October 10, 2023
There are several different types of radios with different features, frequencies, and maximum power ranges.
As a leader in two-way radio technology, Midland Radio shares what you need to know about the different types of radio and how you can choose which is best for you.
Family Radio Service, or FRS operates on the FM mode.
According to the Federal Communications Commission (FCC), it's a private, two-way, short-distance voice and data communications service to be used for facilitating family and group activities.
FRS is license free so users don't have to worry about that.
This type of radio operates on 22 channels and all are shared with GMRS two-way radios. Within these frequencies, anything two watts and under is considered FRS.
The most common use of FRS two-way radios is through handhelds like walkie talkies.
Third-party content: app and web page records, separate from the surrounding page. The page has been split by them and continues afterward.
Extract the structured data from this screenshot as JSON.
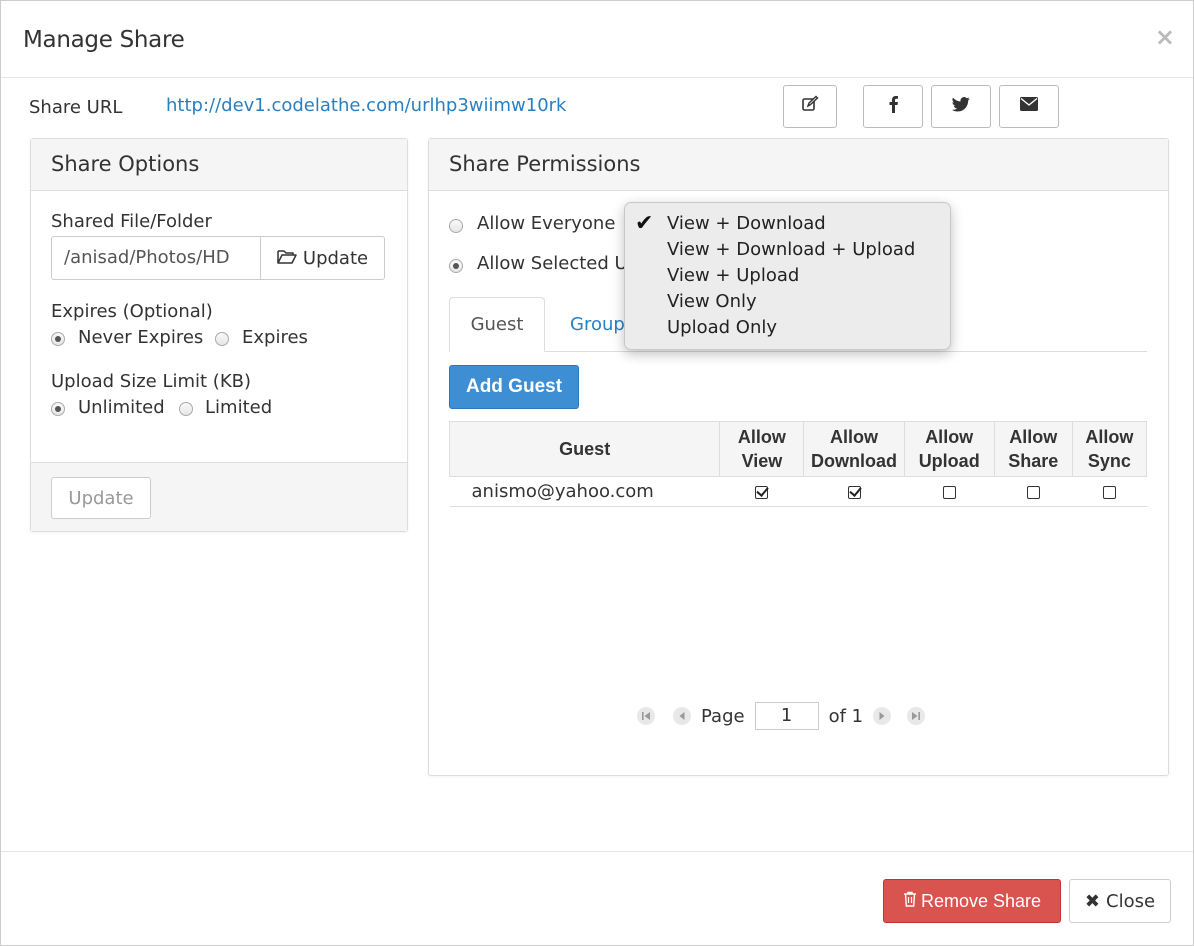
{
  "modal": {
    "title": "Manage Share",
    "close_icon": "×"
  },
  "share_url": {
    "label": "Share URL",
    "url": "http://dev1.codelathe.com/urlhp3wiimw10rk"
  },
  "share_actions": [
    "edit-icon",
    "facebook-icon",
    "twitter-icon",
    "envelope-icon"
  ],
  "share_options": {
    "heading": "Share Options",
    "shared_label": "Shared File/Folder",
    "path_value": "/anisad/Photos/HD",
    "update_path_label": "Update",
    "expires_label": "Expires (Optional)",
    "never_expires": "Never Expires",
    "expires": "Expires",
    "expires_selected": "never",
    "upload_limit_label": "Upload Size Limit (KB)",
    "unlimited": "Unlimited",
    "limited": "Limited",
    "upload_selected": "unlimited",
    "update_button": "Update"
  },
  "permissions": {
    "heading": "Share Permissions",
    "allow_everyone": "Allow Everyone",
    "allow_selected": "Allow Selected U",
    "selected": "allow_selected",
    "tabs": [
      {
        "label": "Guest",
        "active": true
      },
      {
        "label": "Group",
        "active": false
      }
    ],
    "add_guest": "Add Guest",
    "table": {
      "headers": [
        {
          "line1": "Guest",
          "line2": ""
        },
        {
          "line1": "Allow",
          "line2": "View"
        },
        {
          "line1": "Allow",
          "line2": "Download"
        },
        {
          "line1": "Allow",
          "line2": "Upload"
        },
        {
          "line1": "Allow",
          "line2": "Share"
        },
        {
          "line1": "Allow",
          "line2": "Sync"
        }
      ],
      "rows": [
        {
          "email": "anismo@yahoo.com",
          "view": true,
          "download": true,
          "upload": false,
          "share": false,
          "sync": false
        }
      ]
    },
    "pager": {
      "page_label": "Page",
      "page_value": "1",
      "of_label": "of 1"
    }
  },
  "dropdown": {
    "options": [
      {
        "label": "View + Download",
        "checked": true
      },
      {
        "label": "View + Download + Upload",
        "checked": false
      },
      {
        "label": "View + Upload",
        "checked": false
      },
      {
        "label": "View Only",
        "checked": false
      },
      {
        "label": "Upload Only",
        "checked": false
      }
    ]
  },
  "footer": {
    "remove_share": "Remove Share",
    "close": "Close"
  },
  "colors": {
    "link": "#2a7fc0",
    "primary": "#3d8ed3",
    "danger": "#d9534f"
  }
}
Most likely, the walkie talkies you purchase from any sporting goods store are FRS.
General Mobile Radio Service (GMRS) operates on the FM mode.
According to the FCC, GMRS is a licensed radio service commonly used for short-distance two-way voice communication using handheld radios, mobile radios, and repeater systems.
The FCC does require a license, but it's super easy to apply, lasts 10 years, is only $35, and covers you entire immediate family.
GMRS two-way radios operate on 30 channels, 22 of which are the same as FRS. GMRS and FRS work on the same frequencies, but anything over two watts is considered GMRS. The maximum power allowed by law for GMRS two-way radios is 50 Watts.
Midland Radio is a leader in GMRS two-way radio technology with its MicroMobile® line.
Citizens Band Radio (CB) was created in 1945.
While this type of radio was initially used by the government, more and more civilians began using CB radios in the 1960's. CB radios rose to fame in the 1970's through pop culture.
CB radios operate on 40 shared channels in the AM mode. The maximum power levels for this radio transmission is four watts.
CB radios are intended for short range transmissions, but with antennas you can increase range.
A license is not required in order to operate a CB radio.
Ham radio is also known as amateur radio.
According to the FCC, Ham radio is for qualified people of any age who are interested in radio use with a personal interest, without financial or business use.
29 small frequency bands throughout the spectrum allow this type of radio to reach across the world.
The FCC does require a license for users in the United States. Before you receive a license, you must pass a test administered by a team of volunteer examiners. These volunteer examiners will determine which license operator class you qualify for. Users must pay $35 for the license.
While each type of radio has its pros and cons, finding the right radio is key to your communication success.
While many off-road and overlanding groups originally used CB radios to keep communication open along the trails, a majority have made the switch to GMRS. This can be attributed to both range and clarity.
CB radio operates on the AM mode which is why users experience the famous CB static. GMRS operates on the FM mode, bringing clear and crisp sound quality.
While GMRS can operate up to 50 Watts of power under law, CB radio can go up to a maximum of four watts of power. This means with a 50 Watt GMRS radio, overlanders/off-roaders can utilize over 12 times the power than they would with a CB radio.
Because GMRS two-way radios are compatible with FRS two-way radios, it's prudent because those new to radios will often pick up a set of walkies from a sporting goods store, most likely FRS. This way, off-roaders can keep connected with the entire group.
Reaching one another on sprawling properties like ranches and farms is crucial to both safety and efficiency.
These properties typically have little to no cellphone service so two-way radios provide seamless, instant communication those on the farm can count on.
Many farmers once had CB radios, but are now looking to take their communication to new levels as new technology becomes available. Enter GMRS two-way radio.
Farmers are making the switch to GMRS because it can be easy to use, power stretches for further range, brings unprecedented voice clarity, is compatible with FRS, and more.
Many grain elevator operators still use CB radios so a lot of farmers are keeping both GMRS and CB radios in their vehicles.
While hitting the trails and spending time at the campground, you're likely to run into communication issues with spotty cellphone service. It's also likely your group might want to split up at some point to explore all the great outdoors has to offer.
Simply pass out a set of walkie talkies for instant communication that's easy to use.
Most walkie talkies you pick up at the store or through Midland Radio are FRS, but some are GMRS. Both of these are simple and are compatible with one another so your entire family can just grab and go!